An earlier blog post of mine focuses on my cousin Ray’s suicide that occurs in my formative years. It makes an impression on me that might be described as an epiphany.
After the fact I do not dwell on it, but the sharpness of the memory stays with me still. As a curiosity, only to be sure my memory has not blurred or even switched things around, I confirm the details with my cousin, Lewis Vaughan Mills. He assures me that I have it right. He says that he has not thought about Ray in years.
At the end of my post about Ray, I add the usual eternal hope of us all, that if this helps one person, Ray’s death will have served a purpose. Perhaps it did. I offer you another personal experience with suicide.
This time I’m in college. In Richmond, Virginia. My dorm is a beautiful White House inspired piece of architecture. It is Mrs Bocock’s house on West Franklin Street, 909 to be exact. Today it is part of the VCU campus offices but in my time it is Mrs. Bocock’s private residence. Always short on dorm space, the college quickly accepts her offer of the front rooms in this magnificent house for housing.
I am one of the lucky few girls who get to live in this amazing palace. The first year it is home to us, only the front of the second floor is ours. Mrs. Bocock lives in the back of the house, upstairs and down. The first floor is for the daily activities of a senior citizens group. We are allowed to use it after they leave and before curfew. The second year more rooms are opened up, on the third floor which used to be a ballroom and servants rooms complete with a full kitchen.
It’s the mid-sixties, I am dorm president. One night late I am awakened by several girls from the room above ours. Theirs is the biggest room having been the ballroom. Fours girls are assigned to this room. It could have held more.
“Jett, Bobbie has locked herself in the bathroom and is threatening to slit her wrists.” I leap out of bed. Not on my watch. I dash up the circular metal stair case installed for a second access to the third floor in addition to the huge wooden stair case in the back of the house and into their room. A cluster of girls is gathered around the bathroom (each room had its own private bathroom) door yelling at Bobbie to open the door.
I move them out of the way and tell them to be quiet. I give them the sharpest evil eye I can muster. It shuts them down immediately.
“Bobbie,” I call through the door easing down onto the floor so I can talk in a soft voice to her. I hear muffled crying. We begin an exchange. We are friends. We have a history. We’re beer buddies. Neither of us is one to deny a pitcher of beer at Andy’s to share around. I’m used to calling her by her last name, Carlyle. Probably because Nash and I go by our last names.
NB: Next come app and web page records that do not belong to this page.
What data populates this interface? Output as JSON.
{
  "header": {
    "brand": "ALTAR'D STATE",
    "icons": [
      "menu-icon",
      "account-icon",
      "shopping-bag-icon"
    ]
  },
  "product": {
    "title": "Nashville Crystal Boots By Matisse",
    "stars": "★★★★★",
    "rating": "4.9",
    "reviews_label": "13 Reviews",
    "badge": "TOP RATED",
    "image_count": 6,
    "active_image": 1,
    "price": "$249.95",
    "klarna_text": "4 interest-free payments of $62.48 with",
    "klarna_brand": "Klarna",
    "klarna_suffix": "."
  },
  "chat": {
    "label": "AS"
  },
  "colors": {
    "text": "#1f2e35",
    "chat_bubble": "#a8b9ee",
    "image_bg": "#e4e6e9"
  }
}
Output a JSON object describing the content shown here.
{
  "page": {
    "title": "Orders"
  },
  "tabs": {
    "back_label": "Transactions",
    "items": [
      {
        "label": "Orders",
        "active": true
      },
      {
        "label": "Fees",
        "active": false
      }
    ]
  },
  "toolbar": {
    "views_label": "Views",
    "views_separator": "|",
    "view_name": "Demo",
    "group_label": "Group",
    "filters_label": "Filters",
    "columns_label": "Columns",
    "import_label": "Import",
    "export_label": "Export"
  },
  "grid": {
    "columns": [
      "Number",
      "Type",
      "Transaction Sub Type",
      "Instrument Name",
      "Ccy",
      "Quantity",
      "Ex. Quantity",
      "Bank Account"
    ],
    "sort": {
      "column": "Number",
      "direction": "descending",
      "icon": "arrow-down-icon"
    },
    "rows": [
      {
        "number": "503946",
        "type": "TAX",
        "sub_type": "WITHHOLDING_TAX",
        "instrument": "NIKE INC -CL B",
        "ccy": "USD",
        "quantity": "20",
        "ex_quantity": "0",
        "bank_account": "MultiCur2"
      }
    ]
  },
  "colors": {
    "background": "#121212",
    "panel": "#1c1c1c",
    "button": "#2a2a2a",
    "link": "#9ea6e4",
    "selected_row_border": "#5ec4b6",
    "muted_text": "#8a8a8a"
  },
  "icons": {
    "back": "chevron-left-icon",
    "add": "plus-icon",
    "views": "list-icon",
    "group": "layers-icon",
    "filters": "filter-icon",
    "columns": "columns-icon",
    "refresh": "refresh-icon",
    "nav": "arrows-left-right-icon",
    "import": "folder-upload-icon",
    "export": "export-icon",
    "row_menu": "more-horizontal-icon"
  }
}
We tag favored girls in the dorm by their last name. They are our posse. But Carlyle is for lighter times, it doesn’t seem to fit here, so I use Bobbie. I beg her to come out. But I do not push. I let her pace her thoughts.
At some point one of the girls says that she is going to get Mrs. Carter, our very southern, straight as an arrow, prim and proper dorm mother. “No!” I hiss. “Do. Not. Get. Carter.” I know without a doubt that Mrs Carter will exacerbate the situation and only further agitate Bobbie, who does not cut Mrs Carter any slack.
Bobbie and I continue to dialogue. We are making progress. The crying has stopped. I hear the lock click and the door inches open. I get on my knees and begin to rise. Bobbie is standing there at the sink, apparatus at hand. She slowly turns to me. I am standing now, but I do not move toward her.
I do not speak. Now is not the time. I so want to, I am desperate to really talk to her. I have no clue what precipitated her decision to end her life. I need to understand. I reach out my hand to her. We will talk this out and make a plan. We’ve got this.
But someone has alerted Mrs Carter and she in turn has called EMS. They burst into the room just as Bobbie and I are connecting. They hustle me out of the way and grab Bobbie. They strap her down on a gurney to wheel her away. We tearfully look at each other. So many said words. So many more unsaid.
We learn that Bobbie is taken to a close by psychiatric hospital on Grace Street. It is small with a wrought iron fence and pretty shrubs. It doesn’t look like a hospital. It could be mistaken for a home. I purposefully walk by it. I want to visit. But I don’t know if Bobbie is ready for me. I think that she might feel like I tricked her into leaving the bathroom thinking that I knew all along medical intervention was coming.
Bobbie doesn’t comes back to school. I never give up hope that she starts over somewhere fresh. It will always be unknown how serious she was about ending her life; she did tell her roommates what she planned, a certain cry for help. Bobbie is a lesbian in that raw time of misunderstanding. Truth be told she’s probably more a trans, she doesn’t like anything about being female; but, that birthright is not part of sixties vernacular. Bobbie simply reaches a brink that she can not navigate beyond. I like to think that my cousin Ray helps me know how to guide her back from the edge.